WHAT IS REQUIRED
Return the lines below that carry the word "title".

LISTED RECORDS
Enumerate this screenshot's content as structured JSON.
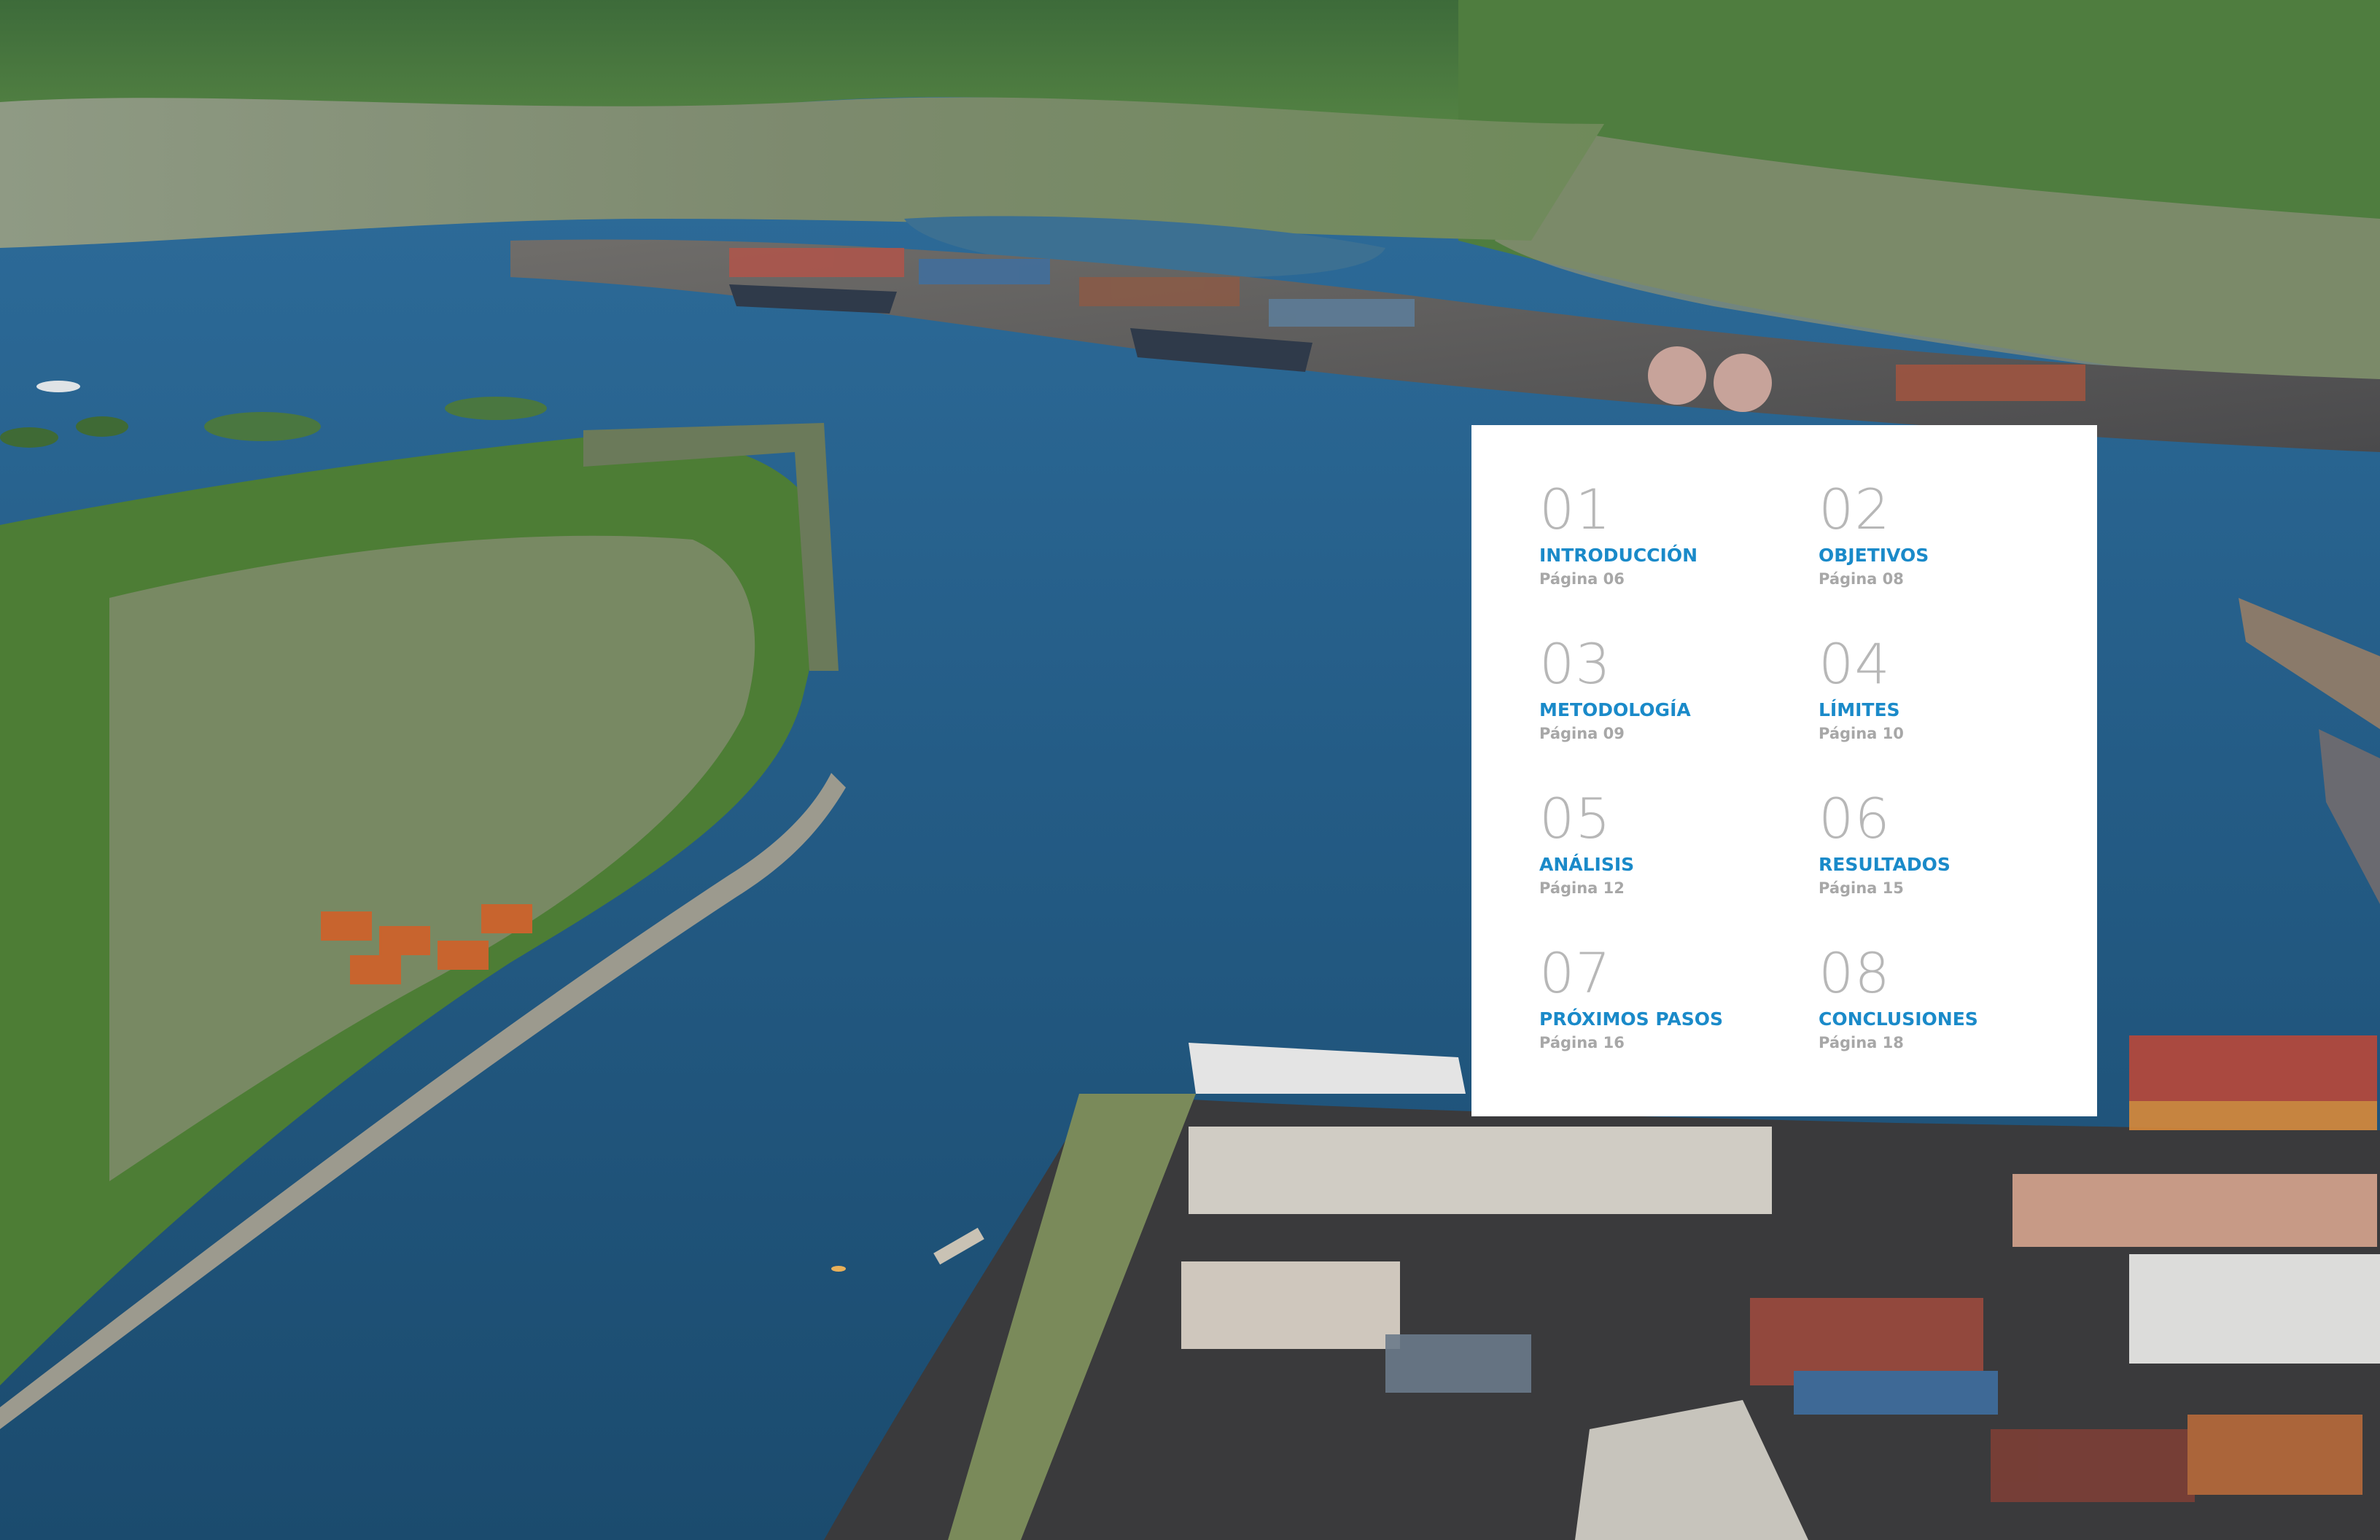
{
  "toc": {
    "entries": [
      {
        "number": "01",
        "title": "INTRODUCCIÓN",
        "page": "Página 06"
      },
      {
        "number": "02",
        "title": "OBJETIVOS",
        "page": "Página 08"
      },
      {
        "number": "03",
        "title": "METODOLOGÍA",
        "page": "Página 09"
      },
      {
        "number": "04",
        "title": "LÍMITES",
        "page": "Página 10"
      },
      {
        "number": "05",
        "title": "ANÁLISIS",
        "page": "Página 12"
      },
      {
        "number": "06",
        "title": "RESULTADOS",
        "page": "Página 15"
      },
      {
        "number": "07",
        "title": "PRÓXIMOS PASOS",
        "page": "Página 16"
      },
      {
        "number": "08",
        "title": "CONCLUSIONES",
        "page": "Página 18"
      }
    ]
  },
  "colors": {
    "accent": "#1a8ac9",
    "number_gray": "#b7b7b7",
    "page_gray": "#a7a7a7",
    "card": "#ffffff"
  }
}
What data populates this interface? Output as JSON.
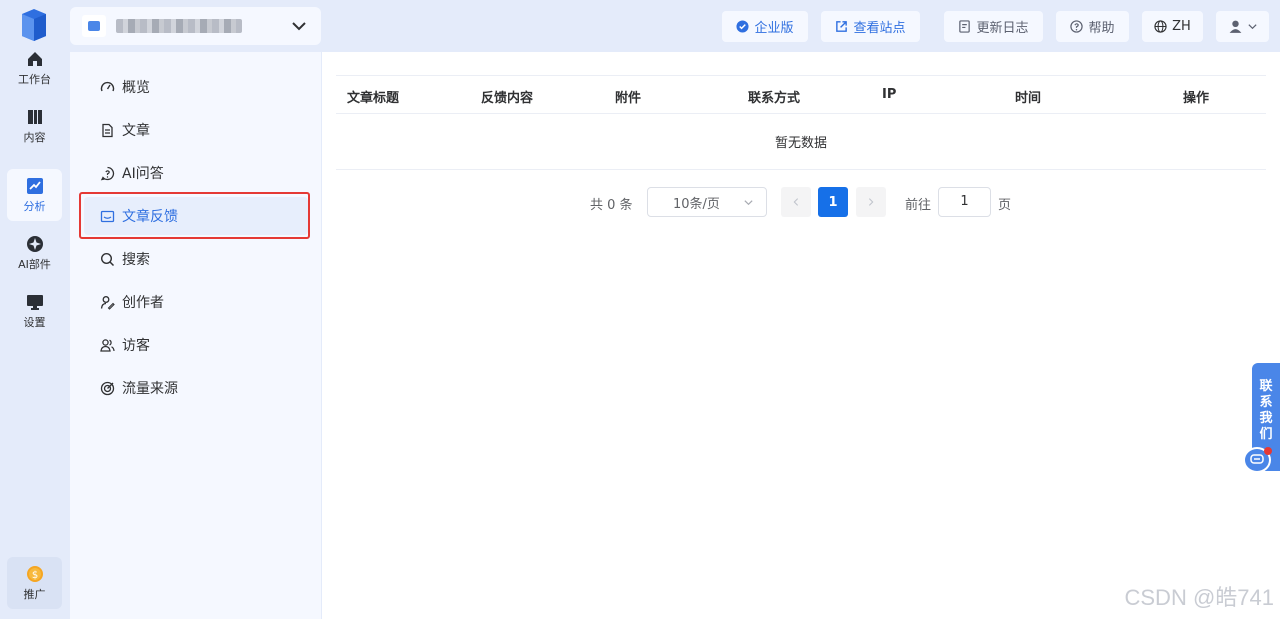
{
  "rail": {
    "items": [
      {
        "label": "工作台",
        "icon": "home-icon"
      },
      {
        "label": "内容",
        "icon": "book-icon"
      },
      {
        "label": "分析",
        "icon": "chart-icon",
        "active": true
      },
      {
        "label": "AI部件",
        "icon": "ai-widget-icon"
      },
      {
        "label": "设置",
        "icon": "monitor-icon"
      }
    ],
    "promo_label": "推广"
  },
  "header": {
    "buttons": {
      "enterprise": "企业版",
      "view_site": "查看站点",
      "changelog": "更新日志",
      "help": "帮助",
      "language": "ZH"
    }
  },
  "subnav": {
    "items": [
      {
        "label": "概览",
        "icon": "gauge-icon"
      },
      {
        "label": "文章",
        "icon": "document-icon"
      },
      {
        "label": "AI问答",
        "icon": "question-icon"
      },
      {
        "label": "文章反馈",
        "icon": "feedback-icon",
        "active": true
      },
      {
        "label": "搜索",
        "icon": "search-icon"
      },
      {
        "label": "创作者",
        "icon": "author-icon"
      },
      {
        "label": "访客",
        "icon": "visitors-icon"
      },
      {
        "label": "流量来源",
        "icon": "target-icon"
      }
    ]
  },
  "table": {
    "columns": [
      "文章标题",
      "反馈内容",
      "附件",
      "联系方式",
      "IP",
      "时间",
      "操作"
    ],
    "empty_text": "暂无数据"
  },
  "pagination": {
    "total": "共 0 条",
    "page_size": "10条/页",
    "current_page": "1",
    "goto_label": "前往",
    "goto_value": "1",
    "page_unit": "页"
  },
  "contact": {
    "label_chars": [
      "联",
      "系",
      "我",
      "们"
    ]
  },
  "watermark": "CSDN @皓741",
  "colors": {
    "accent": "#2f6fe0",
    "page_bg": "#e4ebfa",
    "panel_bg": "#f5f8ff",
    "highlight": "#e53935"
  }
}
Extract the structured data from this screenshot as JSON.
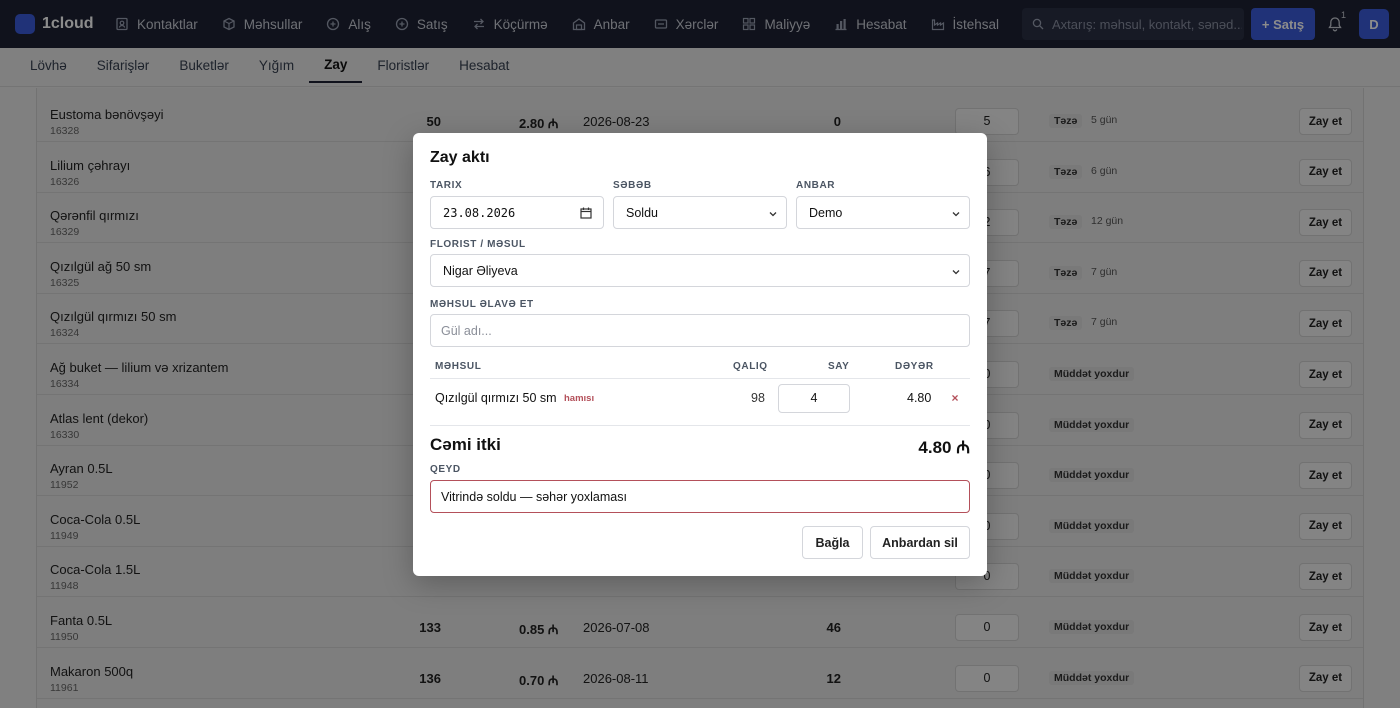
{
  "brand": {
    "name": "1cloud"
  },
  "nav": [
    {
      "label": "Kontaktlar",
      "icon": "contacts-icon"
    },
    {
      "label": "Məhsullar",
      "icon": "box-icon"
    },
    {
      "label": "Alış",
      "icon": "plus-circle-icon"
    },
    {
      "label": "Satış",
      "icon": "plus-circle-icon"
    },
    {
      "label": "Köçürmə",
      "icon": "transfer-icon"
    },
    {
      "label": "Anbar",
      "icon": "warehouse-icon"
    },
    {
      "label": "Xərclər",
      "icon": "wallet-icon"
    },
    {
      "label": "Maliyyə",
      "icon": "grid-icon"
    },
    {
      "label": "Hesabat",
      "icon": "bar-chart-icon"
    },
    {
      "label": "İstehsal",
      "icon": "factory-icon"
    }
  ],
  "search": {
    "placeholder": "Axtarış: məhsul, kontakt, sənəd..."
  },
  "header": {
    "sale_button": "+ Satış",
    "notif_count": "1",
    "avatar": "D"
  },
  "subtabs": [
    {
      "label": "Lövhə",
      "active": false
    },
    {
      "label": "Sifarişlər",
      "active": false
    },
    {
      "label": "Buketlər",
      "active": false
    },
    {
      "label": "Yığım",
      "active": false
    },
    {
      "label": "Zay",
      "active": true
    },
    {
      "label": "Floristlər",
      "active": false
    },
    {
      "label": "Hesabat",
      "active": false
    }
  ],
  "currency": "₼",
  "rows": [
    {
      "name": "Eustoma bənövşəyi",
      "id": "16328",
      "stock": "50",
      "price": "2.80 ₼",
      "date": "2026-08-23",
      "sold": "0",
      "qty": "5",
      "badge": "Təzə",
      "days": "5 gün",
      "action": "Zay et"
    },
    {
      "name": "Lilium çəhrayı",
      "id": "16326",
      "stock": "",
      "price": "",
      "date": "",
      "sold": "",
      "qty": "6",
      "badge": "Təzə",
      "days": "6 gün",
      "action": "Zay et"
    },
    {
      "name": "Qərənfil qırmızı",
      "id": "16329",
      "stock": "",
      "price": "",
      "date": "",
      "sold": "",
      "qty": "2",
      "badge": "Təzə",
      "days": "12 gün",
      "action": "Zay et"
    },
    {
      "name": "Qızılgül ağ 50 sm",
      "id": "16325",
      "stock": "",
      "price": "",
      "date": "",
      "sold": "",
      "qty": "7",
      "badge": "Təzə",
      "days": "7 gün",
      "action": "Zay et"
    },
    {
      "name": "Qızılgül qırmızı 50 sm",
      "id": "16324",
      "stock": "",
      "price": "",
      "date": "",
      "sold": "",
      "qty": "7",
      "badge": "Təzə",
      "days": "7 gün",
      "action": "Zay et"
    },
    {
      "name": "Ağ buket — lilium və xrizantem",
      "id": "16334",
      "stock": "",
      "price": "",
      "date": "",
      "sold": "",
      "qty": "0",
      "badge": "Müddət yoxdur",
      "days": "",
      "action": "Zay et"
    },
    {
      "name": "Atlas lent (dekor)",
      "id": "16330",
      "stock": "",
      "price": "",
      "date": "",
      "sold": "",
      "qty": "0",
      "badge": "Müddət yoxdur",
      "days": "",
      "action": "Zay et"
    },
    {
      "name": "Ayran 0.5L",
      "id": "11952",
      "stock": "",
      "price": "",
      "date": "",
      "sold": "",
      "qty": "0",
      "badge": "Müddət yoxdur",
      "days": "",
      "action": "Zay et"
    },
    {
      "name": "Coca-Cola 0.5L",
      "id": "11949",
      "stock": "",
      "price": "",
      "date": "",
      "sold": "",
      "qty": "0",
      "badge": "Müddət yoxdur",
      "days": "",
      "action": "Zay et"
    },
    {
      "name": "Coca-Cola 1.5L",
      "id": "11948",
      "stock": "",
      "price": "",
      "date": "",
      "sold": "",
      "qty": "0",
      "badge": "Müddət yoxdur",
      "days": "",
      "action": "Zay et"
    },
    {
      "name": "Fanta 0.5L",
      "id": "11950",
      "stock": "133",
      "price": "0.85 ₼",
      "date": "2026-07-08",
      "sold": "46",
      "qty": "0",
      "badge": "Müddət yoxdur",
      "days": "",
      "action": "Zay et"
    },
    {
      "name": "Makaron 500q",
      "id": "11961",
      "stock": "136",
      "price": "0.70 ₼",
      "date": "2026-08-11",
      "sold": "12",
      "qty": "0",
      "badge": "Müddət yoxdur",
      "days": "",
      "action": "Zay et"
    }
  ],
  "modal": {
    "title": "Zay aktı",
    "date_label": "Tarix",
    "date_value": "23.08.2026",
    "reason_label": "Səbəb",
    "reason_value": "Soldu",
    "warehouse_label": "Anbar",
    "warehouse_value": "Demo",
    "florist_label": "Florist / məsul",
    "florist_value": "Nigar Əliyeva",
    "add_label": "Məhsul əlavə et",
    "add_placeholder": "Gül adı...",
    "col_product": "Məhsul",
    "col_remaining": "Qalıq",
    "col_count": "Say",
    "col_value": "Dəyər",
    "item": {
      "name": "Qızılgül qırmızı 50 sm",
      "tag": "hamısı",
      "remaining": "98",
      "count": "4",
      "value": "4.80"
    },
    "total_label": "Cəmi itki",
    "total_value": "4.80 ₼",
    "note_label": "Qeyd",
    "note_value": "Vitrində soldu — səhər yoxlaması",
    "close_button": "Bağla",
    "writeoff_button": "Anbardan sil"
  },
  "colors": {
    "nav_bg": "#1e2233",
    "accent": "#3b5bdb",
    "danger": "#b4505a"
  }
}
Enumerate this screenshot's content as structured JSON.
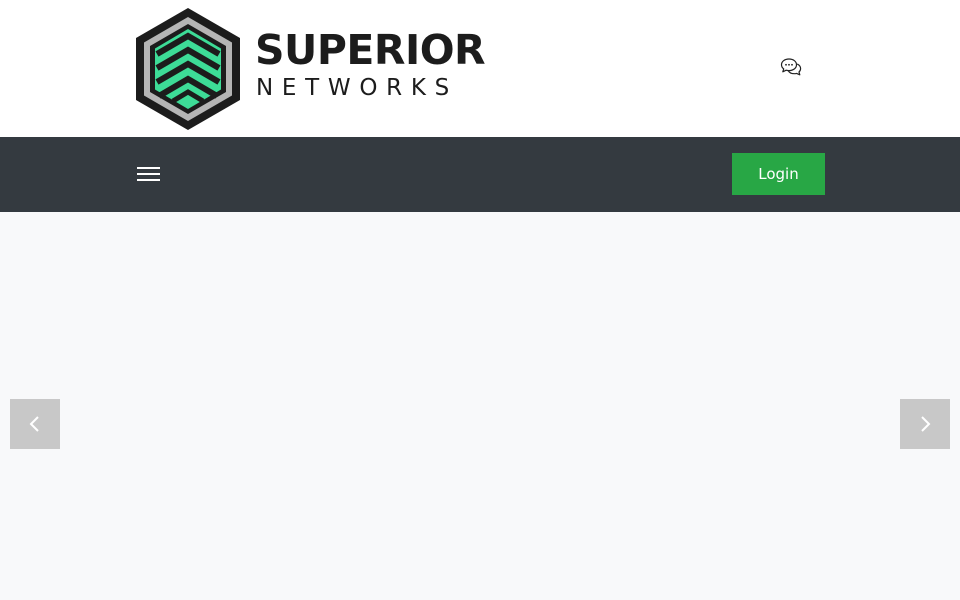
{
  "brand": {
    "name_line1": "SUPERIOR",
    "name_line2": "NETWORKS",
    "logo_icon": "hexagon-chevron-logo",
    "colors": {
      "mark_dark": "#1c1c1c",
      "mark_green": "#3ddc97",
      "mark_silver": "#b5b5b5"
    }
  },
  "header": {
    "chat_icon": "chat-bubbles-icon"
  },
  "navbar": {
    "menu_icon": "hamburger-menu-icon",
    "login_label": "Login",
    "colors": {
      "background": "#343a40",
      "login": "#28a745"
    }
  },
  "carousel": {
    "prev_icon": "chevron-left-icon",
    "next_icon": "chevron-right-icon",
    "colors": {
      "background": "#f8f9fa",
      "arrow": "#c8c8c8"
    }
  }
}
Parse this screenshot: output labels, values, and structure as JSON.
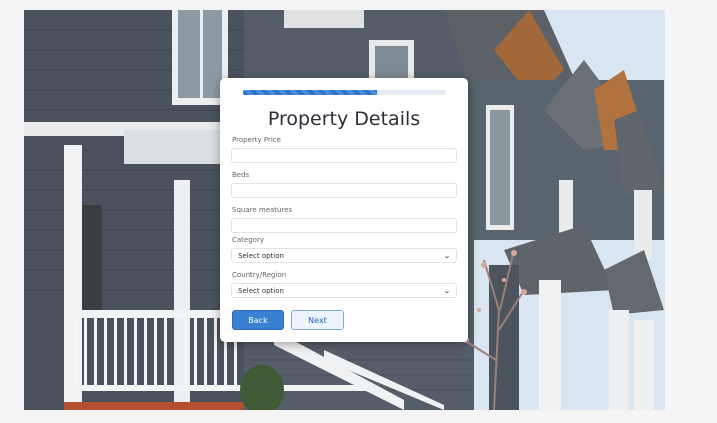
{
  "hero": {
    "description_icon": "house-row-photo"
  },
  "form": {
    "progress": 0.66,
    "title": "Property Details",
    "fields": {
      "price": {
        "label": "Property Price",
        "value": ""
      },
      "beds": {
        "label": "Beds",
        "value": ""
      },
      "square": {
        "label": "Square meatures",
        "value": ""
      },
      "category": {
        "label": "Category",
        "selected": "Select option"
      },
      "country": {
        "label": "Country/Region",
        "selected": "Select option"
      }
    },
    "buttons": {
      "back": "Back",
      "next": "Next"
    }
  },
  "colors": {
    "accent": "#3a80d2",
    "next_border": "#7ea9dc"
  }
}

SOLUTION FOR THIS EXERCISE
        "title": "INTRODUCCIÓN",
        "title": "OBJETIVOS",
        "title": "METODOLOGÍA",
        "title": "LÍMITES",
        "title": "ANÁLISIS",
        "title": "RESULTADOS",
        "title": "PRÓXIMOS PASOS",
        "title": "CONCLUSIONES",
    "title": "Zay aktı",
    "title": "Property Details",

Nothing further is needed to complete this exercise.